Items from a data source:
##########

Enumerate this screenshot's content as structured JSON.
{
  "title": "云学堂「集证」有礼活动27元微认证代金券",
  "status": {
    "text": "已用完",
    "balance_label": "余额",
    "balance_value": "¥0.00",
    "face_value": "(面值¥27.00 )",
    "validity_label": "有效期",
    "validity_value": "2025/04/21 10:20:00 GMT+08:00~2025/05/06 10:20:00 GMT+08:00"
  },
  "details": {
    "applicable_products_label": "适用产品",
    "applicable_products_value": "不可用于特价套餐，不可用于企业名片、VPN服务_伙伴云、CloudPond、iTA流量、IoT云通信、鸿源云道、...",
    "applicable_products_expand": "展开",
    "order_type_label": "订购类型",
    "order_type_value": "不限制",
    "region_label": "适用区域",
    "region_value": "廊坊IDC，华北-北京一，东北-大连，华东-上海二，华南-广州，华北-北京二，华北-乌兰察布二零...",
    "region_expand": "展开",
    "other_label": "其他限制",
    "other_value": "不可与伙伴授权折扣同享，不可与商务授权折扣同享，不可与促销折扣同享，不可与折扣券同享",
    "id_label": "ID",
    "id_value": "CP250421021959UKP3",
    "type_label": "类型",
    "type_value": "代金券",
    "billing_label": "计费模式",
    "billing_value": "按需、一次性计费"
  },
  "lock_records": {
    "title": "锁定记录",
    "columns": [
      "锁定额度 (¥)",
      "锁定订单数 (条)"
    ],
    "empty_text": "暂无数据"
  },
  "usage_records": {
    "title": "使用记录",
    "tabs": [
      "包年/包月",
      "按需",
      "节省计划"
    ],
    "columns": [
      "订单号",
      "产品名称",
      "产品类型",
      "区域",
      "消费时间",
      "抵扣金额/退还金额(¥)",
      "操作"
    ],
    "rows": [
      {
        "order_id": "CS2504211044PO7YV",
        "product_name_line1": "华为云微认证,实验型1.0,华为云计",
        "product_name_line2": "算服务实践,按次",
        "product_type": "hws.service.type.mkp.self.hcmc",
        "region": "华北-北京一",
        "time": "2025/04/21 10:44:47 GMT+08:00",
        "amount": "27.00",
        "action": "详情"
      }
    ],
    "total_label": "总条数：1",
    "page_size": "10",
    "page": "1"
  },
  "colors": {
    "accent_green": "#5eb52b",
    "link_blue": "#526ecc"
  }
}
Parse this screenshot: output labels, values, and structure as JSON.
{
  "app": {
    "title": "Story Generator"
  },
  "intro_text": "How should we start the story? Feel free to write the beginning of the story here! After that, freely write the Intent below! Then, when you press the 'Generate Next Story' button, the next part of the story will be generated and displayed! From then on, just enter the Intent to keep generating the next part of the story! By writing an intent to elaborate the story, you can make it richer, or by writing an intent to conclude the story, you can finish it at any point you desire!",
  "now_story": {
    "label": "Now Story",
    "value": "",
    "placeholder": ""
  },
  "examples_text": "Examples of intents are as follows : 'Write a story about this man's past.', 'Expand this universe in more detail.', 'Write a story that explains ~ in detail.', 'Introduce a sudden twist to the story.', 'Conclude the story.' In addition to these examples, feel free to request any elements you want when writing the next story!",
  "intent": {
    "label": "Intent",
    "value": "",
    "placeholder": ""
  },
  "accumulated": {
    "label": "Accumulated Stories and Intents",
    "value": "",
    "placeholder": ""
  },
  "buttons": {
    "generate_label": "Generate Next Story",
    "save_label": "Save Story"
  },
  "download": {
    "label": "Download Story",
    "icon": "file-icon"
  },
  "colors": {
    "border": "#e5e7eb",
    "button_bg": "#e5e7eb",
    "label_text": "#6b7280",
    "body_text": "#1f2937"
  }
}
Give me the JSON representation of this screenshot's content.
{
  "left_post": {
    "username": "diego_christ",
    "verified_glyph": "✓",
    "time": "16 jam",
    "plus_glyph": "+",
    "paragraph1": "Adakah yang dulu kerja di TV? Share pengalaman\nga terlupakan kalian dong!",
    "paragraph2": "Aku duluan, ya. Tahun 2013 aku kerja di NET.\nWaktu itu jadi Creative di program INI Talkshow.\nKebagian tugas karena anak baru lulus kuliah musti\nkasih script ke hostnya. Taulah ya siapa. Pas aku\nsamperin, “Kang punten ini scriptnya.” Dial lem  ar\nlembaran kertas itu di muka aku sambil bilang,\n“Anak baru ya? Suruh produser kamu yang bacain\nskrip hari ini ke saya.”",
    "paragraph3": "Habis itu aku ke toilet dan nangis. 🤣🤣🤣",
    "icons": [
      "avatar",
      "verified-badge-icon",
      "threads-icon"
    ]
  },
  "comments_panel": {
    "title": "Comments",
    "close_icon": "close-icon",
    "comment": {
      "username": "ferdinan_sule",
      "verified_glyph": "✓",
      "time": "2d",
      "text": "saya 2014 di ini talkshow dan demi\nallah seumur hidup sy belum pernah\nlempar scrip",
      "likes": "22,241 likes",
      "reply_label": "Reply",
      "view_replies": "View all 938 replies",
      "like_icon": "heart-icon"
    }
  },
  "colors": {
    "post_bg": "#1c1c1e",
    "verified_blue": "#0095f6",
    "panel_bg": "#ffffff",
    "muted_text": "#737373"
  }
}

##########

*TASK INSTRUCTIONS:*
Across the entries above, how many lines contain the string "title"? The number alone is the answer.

*FINAL ANSWER:*
5